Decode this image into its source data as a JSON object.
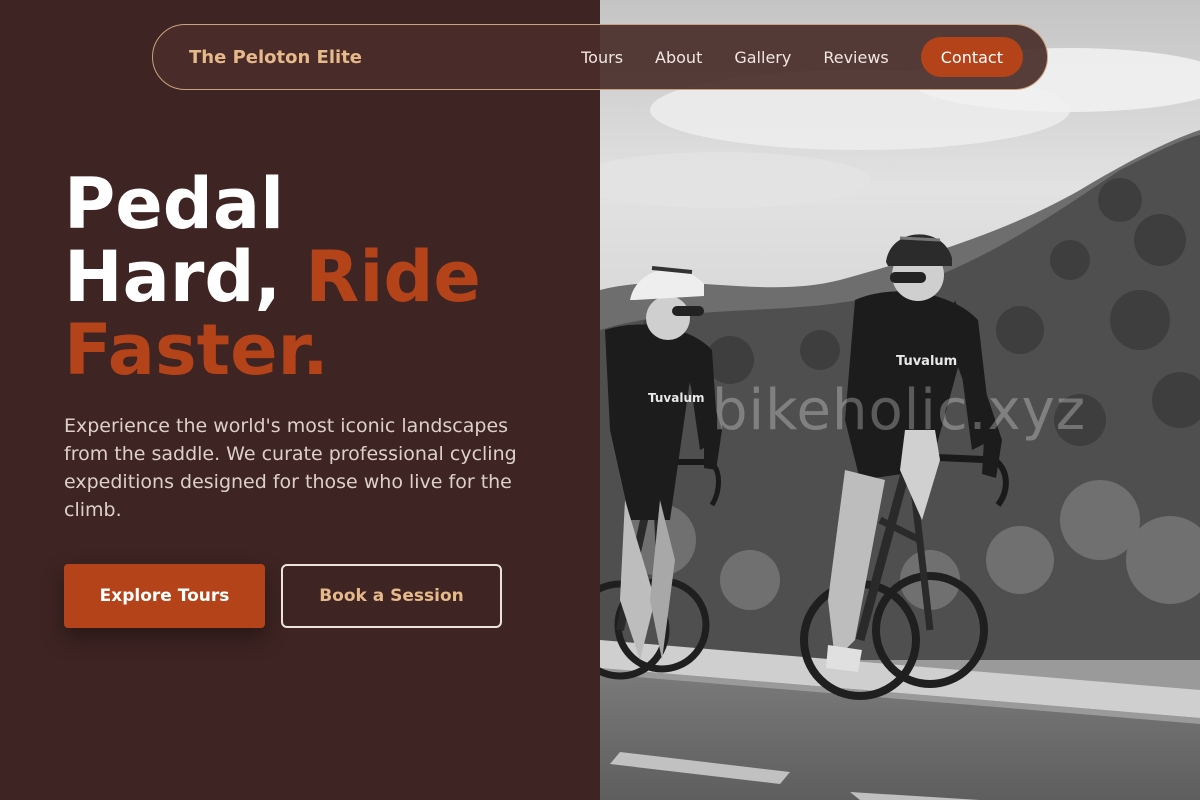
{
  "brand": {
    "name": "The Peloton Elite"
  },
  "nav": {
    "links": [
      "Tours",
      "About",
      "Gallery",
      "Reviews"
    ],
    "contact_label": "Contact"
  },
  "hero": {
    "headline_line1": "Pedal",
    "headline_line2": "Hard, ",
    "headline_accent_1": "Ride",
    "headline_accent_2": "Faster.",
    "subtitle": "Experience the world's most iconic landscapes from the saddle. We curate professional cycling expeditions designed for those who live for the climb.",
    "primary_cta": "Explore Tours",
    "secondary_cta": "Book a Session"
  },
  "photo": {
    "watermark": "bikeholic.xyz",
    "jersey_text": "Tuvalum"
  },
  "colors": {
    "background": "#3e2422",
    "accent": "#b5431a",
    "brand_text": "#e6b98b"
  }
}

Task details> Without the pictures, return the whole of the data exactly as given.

Your solution>
Decode this image into its source data as a JSON object.
{
  "brand": {
    "name": "The Peloton Elite"
  },
  "nav": {
    "links": [
      "Tours",
      "About",
      "Gallery",
      "Reviews"
    ],
    "contact_label": "Contact"
  },
  "hero": {
    "headline_line1": "Pedal",
    "headline_line2": "Hard, ",
    "headline_accent_1": "Ride",
    "headline_accent_2": "Faster.",
    "subtitle": "Experience the world's most iconic landscapes from the saddle. We curate professional cycling expeditions designed for those who live for the climb.",
    "primary_cta": "Explore Tours",
    "secondary_cta": "Book a Session"
  },
  "photo": {
    "watermark": "bikeholic.xyz",
    "jersey_text": "Tuvalum"
  },
  "colors": {
    "background": "#3e2422",
    "accent": "#b5431a",
    "brand_text": "#e6b98b"
  }
}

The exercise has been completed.